“They’re stripping out all the regulation that’s necessary to build trust and confidence and creating the system where anything goes,” he said. “And when you have the Wild West and we have anything goes, that’s the voluntary market today where prices have dropped to a buck and nobody understands what they’re buying.”
Erika Lennon, a senior attorney at the Center for International Environmental Law, said the bickering over Article 6 rules has demonstrated that carbon markets “are not the solution we need.”
“What is obviously needed is a rapid, full, fast, fair, funded phase-out of all fossil fuels without loopholes to allow big polluters to keep emitting while theoretically offsetting their emissions with actions elsewhere,” she said.
Tropical Forests Forever
With the controversy over carbon credits only growing, Brazil announced a different approach at COP28 called Tropical Forests Forever, which would essentially create a $250 billion trust fund for forest conservation. Critics say that even if the sale of a carbon credit keeps one patch of forest from being cut down, deforestation will often simply shift to another patch that isn’t protected. Under this new initiative, governments and corporations would donate to a fund that would pay countries a dividend based on how many hectares of primary forest they keep standing. If a country lets a hectare be cut down, its payments from the fund would be reduced by a factor of 100.
“This is the kind of scale nature needs,” said Glenn Hurowitz, CEO of the NGO Mighty Earth.
Brazil said it would have Tropical Forests Forever up and running by COP30 in Belém. Some have questioned, however, if that timeline is realistic, or whether nations and companies will be eager to volunteer money for a scheme that can’t be claimed against a net-zero pledge.

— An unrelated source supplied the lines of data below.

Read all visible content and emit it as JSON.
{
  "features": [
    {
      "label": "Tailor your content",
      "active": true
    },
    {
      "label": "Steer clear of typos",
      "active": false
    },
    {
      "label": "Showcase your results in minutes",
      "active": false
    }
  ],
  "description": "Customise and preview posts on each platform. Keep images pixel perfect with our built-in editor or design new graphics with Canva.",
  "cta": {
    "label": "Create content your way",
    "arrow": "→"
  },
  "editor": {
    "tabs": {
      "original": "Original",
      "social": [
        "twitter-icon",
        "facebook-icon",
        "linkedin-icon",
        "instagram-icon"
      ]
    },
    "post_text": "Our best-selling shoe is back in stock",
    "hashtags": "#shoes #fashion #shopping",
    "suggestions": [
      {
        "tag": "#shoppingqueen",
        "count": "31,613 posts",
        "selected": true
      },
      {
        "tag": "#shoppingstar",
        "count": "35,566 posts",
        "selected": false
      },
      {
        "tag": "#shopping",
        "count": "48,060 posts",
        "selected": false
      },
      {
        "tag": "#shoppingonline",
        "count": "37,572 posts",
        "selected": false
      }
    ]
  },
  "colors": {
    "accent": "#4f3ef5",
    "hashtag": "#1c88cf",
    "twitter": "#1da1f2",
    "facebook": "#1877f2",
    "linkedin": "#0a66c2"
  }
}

“The Amazon Fund has an excellent reputation, and the Brazilian proposal for a new global forest facility is a welcome breath of fresh air,” said Ruth Davis, a former adviser to the COP26 presidency on food and nature. “But this doesn’t mean that they have magically solved the problem of why investors would put money into a fund that doesn’t promise an offsetting claim or how best to ensure that any money paid out rewards national governments and benefits local communities.”

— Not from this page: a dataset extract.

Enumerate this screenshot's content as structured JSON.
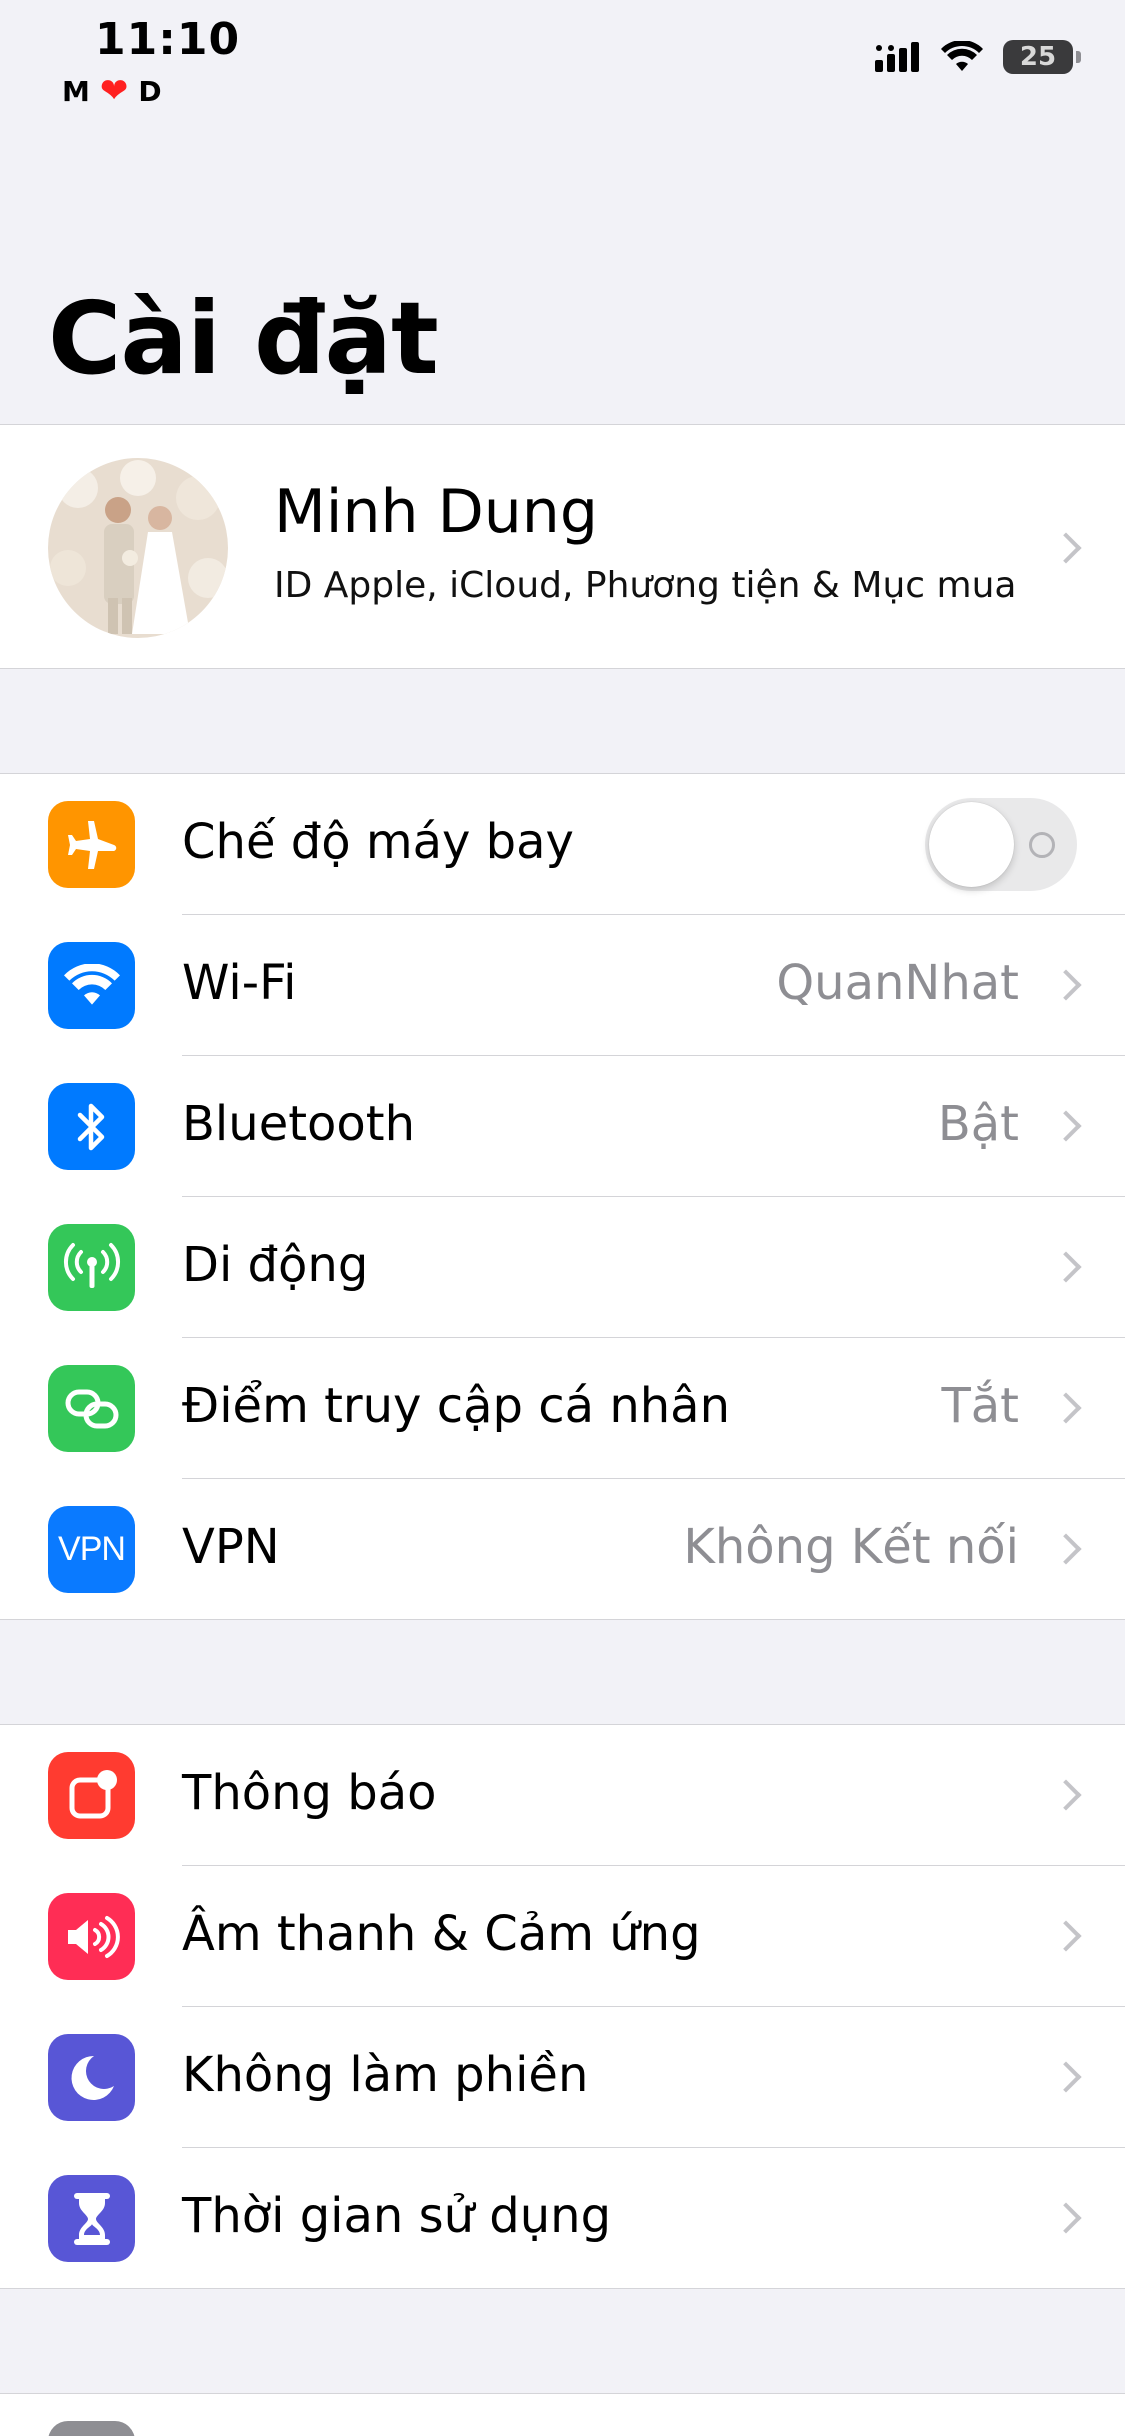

Banner image: It was noted at COP28 that a future adaptation framework should strengthen efforts toward the preservation and regeneration of nature, and that reducing climate impacts on ecosystems and biodiversity should be one of the targets. Image by Lauren Hedges via Pexels (Public domain).